3. "Respect for Acting" by Uta Hagen
Simple and straightforward, Uta Hagen’s profound book
has helped generations of actors hone their craft. She introduces series
of exercises to help the actor connect to the moment, fellow actors,
and the audience. “Who am I?” “What do I want?” and “What is my
relationship?” are three of the nine questions explored to define your
character’s role specifically. Hagen also includes invaluable advice about stage nerves and how to stay fresh in a long run.
4. "An Actor Prepares" by Constantin Stanislavsky
Funny at times, this book takes the actor through Stanislavsky’s self-developed "system" which helps the actor to master his craft as well as stimulate creativity and imagination. Now referred to as "method acting," "An Actor Prepares" includes a variety of exercises and some autobiographical experiences that focus on relaxation, concentration, and techniques that will help get the actor into character. Emotional memory and the “magic if” explored in his book laid the groundwork for much of the great acting today.
5. "Improvisation for the Theatre" by Viola Spolin
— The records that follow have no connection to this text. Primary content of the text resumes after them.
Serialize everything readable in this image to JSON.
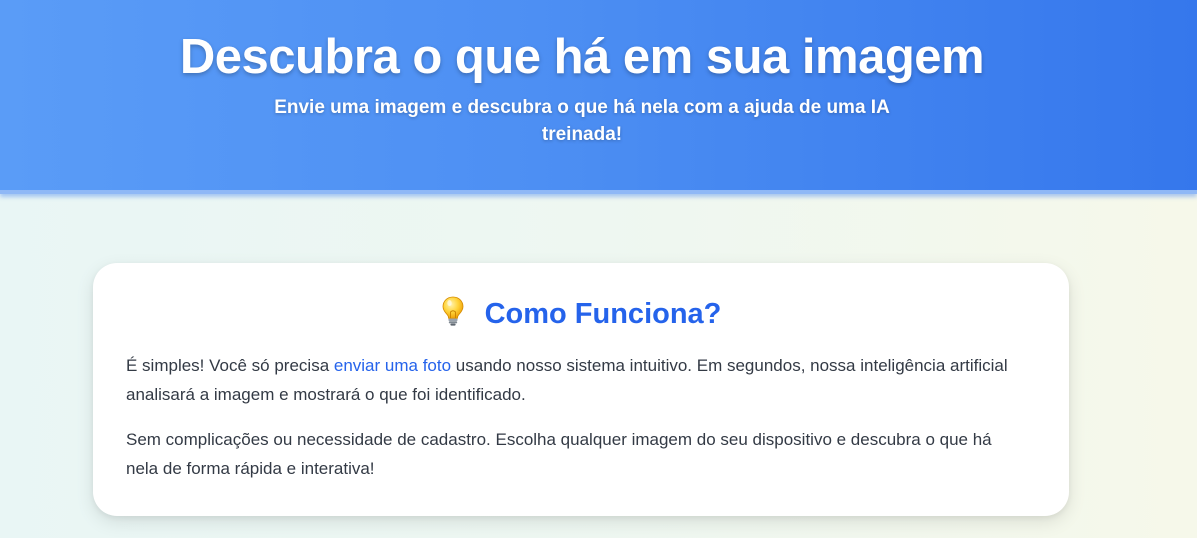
{
  "header": {
    "title": "Descubra o que há em sua imagem",
    "subtitle": "Envie uma imagem e descubra o que há nela com a ajuda de uma IA treinada!"
  },
  "how_it_works": {
    "icon": "lightbulb-icon",
    "heading": "Como Funciona?",
    "paragraph1": {
      "before_link": "É simples! Você só precisa ",
      "link_text": "enviar uma foto",
      "after_link": " usando nosso sistema intuitivo. Em segundos, nossa inteligência artificial analisará a imagem e mostrará o que foi identificado."
    },
    "paragraph2": "Sem complicações ou necessidade de cadastro. Escolha qualquer imagem do seu dispositivo e descubra o que há nela de forma rápida e interativa!"
  },
  "colors": {
    "header_start": "#5a9cf7",
    "header_end": "#3577ec",
    "accent": "#2563eb",
    "body_text": "#333a45"
  }
}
Considered the mother of improvisation, Viola Spolin developed a series of acting exercises and theater games to free the actor’s creativity, allowing play beyond the scene. Many modern improv groups such as Second City utilize Spolin’s techniques. If you want to learn truthful acting and how to be “in the moment,’’ add this to your library to make it complete.
6. "Actions: The Actor's' Thesaurus" by Marina Calderone
Acting means TO DO. Thousands of action words are alphabetized and categorized to help you find what you are doing in every beat. This book will help you play specific actions and get away from making general choices.
So there you have it! Denise’s favorite six top picks no actor should be caught without.
Master your craft, Empower yourself and Enjoy the journey.